Our TeamMeet myhair's team of experts.
Dr. Edward Cole Miller
Chief Medical Officer
Edward Cole Miller completed his medical training in Padua, Italy. He went on to specialize in haematological clinical research and obtained a Diploma in Palliative Care.
Cole has years of experience working as an oncology physician and aesthetics medical practitioner. He is also a Guest Lecturer at Ulster University in Northern Ireland and Honorary Tutor at Queens University Belfast.
Siddhi Camila Lama, Ph.D., CNC
Director of Content
Siddhi Camila Lama holds a Ph.D. in Bioengineering, M.Sc. in Organ, Tissue, and Cellular Transplantation, and B.Sc. in Human Development. She is also a certified nutrition consultant and personal trainer.
Siddhi has worked in science communications and journalism since 2012. She is the founder of Palavras Deslumbrantes, a communications start-up based in Lisbon, Portugal.
Stopping Hair Loss
Guides & Articles
Most of us grow up thinking that shaving – whether it’s our mustache or our heads – can make hair thicker. Unfortunately, this isn’t true. If you want to make your hair thicker, you have two options. You can make hair appear thicker by using certain haircare products, or you can actually try to grow thicker, stronger hairs.

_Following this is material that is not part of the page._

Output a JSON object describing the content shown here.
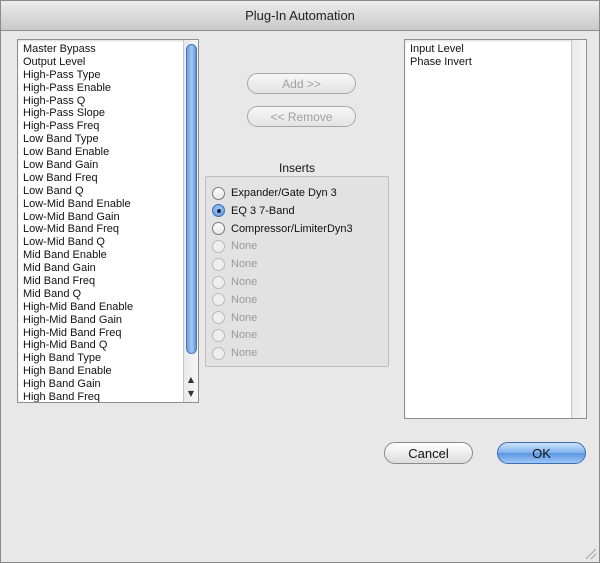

At the moment, there are three different FDA-approved hair loss treatments available for people with androgenic alopecia: minoxidil, finasteride, and low-level laser therapy. However, there are many more hair loss products available on the market. Some of these are legitimate solutions being researched in clinical trials, while others are little more than snake oil.

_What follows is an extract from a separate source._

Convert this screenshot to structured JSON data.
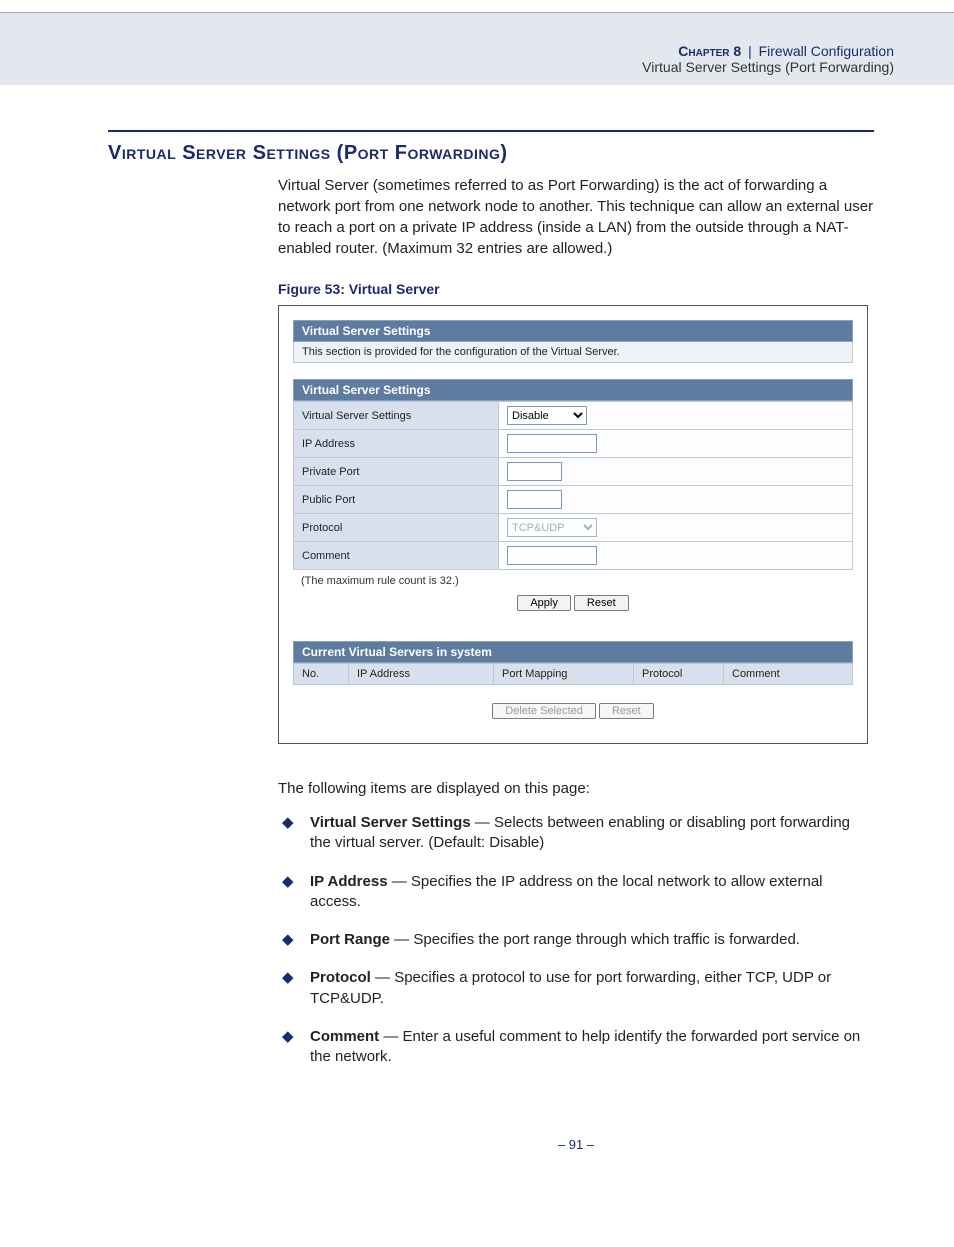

Low-level laser therapy (LLLT) is an FDA-approved hair loss treatment. It’s a noninvasive procedure that applies red, near-infrared, or infrared laser light to the scalp to stimulate hair growth. LLLT is typically applied through devices, like combs, brushes, and caps. Treatments can be obtained at clinics, or you can do them yourself at home.